Action item: The whole listing below is to be copied exactly.

Given records:
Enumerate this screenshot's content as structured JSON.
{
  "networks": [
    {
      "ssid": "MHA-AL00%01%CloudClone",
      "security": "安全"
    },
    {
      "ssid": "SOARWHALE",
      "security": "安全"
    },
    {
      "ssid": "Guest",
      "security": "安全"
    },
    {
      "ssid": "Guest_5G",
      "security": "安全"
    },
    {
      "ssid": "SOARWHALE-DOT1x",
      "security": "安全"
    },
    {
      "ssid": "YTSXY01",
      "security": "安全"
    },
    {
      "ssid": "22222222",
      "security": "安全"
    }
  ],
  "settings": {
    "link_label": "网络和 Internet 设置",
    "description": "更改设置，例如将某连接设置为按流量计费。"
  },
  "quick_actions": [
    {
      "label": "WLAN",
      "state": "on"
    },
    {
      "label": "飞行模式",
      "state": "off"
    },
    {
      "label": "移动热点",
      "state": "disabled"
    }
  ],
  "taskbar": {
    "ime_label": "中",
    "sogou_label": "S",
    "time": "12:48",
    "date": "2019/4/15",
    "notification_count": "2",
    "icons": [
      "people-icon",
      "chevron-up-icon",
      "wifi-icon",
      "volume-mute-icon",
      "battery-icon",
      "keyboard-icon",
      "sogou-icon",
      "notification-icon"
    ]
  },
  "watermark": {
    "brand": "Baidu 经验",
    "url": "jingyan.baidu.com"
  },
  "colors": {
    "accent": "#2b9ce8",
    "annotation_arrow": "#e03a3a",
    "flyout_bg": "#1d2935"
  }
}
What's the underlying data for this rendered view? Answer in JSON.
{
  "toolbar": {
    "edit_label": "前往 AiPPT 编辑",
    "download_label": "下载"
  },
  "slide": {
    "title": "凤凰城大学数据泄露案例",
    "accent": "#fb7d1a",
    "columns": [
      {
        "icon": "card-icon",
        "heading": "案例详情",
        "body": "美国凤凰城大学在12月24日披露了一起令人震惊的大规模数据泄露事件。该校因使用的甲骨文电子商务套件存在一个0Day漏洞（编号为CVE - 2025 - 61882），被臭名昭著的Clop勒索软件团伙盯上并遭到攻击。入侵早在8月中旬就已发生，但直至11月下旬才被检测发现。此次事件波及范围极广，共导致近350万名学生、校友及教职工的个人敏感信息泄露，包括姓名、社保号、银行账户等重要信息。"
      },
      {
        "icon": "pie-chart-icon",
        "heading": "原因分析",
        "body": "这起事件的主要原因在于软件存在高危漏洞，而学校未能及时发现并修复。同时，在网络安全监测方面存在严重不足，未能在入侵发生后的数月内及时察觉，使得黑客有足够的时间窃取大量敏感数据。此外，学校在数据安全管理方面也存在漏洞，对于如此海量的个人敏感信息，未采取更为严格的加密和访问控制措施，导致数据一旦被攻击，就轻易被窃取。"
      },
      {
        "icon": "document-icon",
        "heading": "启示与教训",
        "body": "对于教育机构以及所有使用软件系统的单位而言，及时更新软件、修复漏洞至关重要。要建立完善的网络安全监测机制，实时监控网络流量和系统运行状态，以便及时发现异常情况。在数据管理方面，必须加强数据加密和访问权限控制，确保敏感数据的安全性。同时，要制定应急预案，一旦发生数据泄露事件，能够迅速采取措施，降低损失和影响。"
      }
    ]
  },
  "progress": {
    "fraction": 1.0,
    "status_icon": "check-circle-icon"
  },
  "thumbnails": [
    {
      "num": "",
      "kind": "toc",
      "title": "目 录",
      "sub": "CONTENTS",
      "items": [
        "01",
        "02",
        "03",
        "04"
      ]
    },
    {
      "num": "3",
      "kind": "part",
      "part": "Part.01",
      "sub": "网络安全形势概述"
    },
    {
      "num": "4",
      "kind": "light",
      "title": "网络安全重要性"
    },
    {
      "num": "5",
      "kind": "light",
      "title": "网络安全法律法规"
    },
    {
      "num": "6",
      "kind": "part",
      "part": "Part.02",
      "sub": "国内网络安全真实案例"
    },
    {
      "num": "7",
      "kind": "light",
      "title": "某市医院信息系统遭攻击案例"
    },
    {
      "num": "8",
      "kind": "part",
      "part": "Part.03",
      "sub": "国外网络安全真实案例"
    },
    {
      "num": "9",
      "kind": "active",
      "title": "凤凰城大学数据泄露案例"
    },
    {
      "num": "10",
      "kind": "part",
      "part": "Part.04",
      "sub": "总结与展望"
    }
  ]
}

Result below:
Enumerate this screenshot's content as structured JSON.
{
  "networks": [
    {
      "ssid": "MHA-AL00%01%CloudClone",
      "security": "安全"
    },
    {
      "ssid": "SOARWHALE",
      "security": "安全"
    },
    {
      "ssid": "Guest",
      "security": "安全"
    },
    {
      "ssid": "Guest_5G",
      "security": "安全"
    },
    {
      "ssid": "SOARWHALE-DOT1x",
      "security": "安全"
    },
    {
      "ssid": "YTSXY01",
      "security": "安全"
    },
    {
      "ssid": "22222222",
      "security": "安全"
    }
  ],
  "settings": {
    "link_label": "网络和 Internet 设置",
    "description": "更改设置，例如将某连接设置为按流量计费。"
  },
  "quick_actions": [
    {
      "label": "WLAN",
      "state": "on"
    },
    {
      "label": "飞行模式",
      "state": "off"
    },
    {
      "label": "移动热点",
      "state": "disabled"
    }
  ],
  "taskbar": {
    "ime_label": "中",
    "sogou_label": "S",
    "time": "12:48",
    "date": "2019/4/15",
    "notification_count": "2",
    "icons": [
      "people-icon",
      "chevron-up-icon",
      "wifi-icon",
      "volume-mute-icon",
      "battery-icon",
      "keyboard-icon",
      "sogou-icon",
      "notification-icon"
    ]
  },
  "watermark": {
    "brand": "Baidu 经验",
    "url": "jingyan.baidu.com"
  },
  "colors": {
    "accent": "#2b9ce8",
    "annotation_arrow": "#e03a3a",
    "flyout_bg": "#1d2935"
  }
}
What's the underlying data for this rendered view? Answer in JSON.
{
  "toolbar": {
    "edit_label": "前往 AiPPT 编辑",
    "download_label": "下载"
  },
  "slide": {
    "title": "凤凰城大学数据泄露案例",
    "accent": "#fb7d1a",
    "columns": [
      {
        "icon": "card-icon",
        "heading": "案例详情",
        "body": "美国凤凰城大学在12月24日披露了一起令人震惊的大规模数据泄露事件。该校因使用的甲骨文电子商务套件存在一个0Day漏洞（编号为CVE - 2025 - 61882），被臭名昭著的Clop勒索软件团伙盯上并遭到攻击。入侵早在8月中旬就已发生，但直至11月下旬才被检测发现。此次事件波及范围极广，共导致近350万名学生、校友及教职工的个人敏感信息泄露，包括姓名、社保号、银行账户等重要信息。"
      },
      {
        "icon": "pie-chart-icon",
        "heading": "原因分析",
        "body": "这起事件的主要原因在于软件存在高危漏洞，而学校未能及时发现并修复。同时，在网络安全监测方面存在严重不足，未能在入侵发生后的数月内及时察觉，使得黑客有足够的时间窃取大量敏感数据。此外，学校在数据安全管理方面也存在漏洞，对于如此海量的个人敏感信息，未采取更为严格的加密和访问控制措施，导致数据一旦被攻击，就轻易被窃取。"
      },
      {
        "icon": "document-icon",
        "heading": "启示与教训",
        "body": "对于教育机构以及所有使用软件系统的单位而言，及时更新软件、修复漏洞至关重要。要建立完善的网络安全监测机制，实时监控网络流量和系统运行状态，以便及时发现异常情况。在数据管理方面，必须加强数据加密和访问权限控制，确保敏感数据的安全性。同时，要制定应急预案，一旦发生数据泄露事件，能够迅速采取措施，降低损失和影响。"
      }
    ]
  },
  "progress": {
    "fraction": 1.0,
    "status_icon": "check-circle-icon"
  },
  "thumbnails": [
    {
      "num": "",
      "kind": "toc",
      "title": "目 录",
      "sub": "CONTENTS",
      "items": [
        "01",
        "02",
        "03",
        "04"
      ]
    },
    {
      "num": "3",
      "kind": "part",
      "part": "Part.01",
      "sub": "网络安全形势概述"
    },
    {
      "num": "4",
      "kind": "light",
      "title": "网络安全重要性"
    },
    {
      "num": "5",
      "kind": "light",
      "title": "网络安全法律法规"
    },
    {
      "num": "6",
      "kind": "part",
      "part": "Part.02",
      "sub": "国内网络安全真实案例"
    },
    {
      "num": "7",
      "kind": "light",
      "title": "某市医院信息系统遭攻击案例"
    },
    {
      "num": "8",
      "kind": "part",
      "part": "Part.03",
      "sub": "国外网络安全真实案例"
    },
    {
      "num": "9",
      "kind": "active",
      "title": "凤凰城大学数据泄露案例"
    },
    {
      "num": "10",
      "kind": "part",
      "part": "Part.04",
      "sub": "总结与展望"
    }
  ]
}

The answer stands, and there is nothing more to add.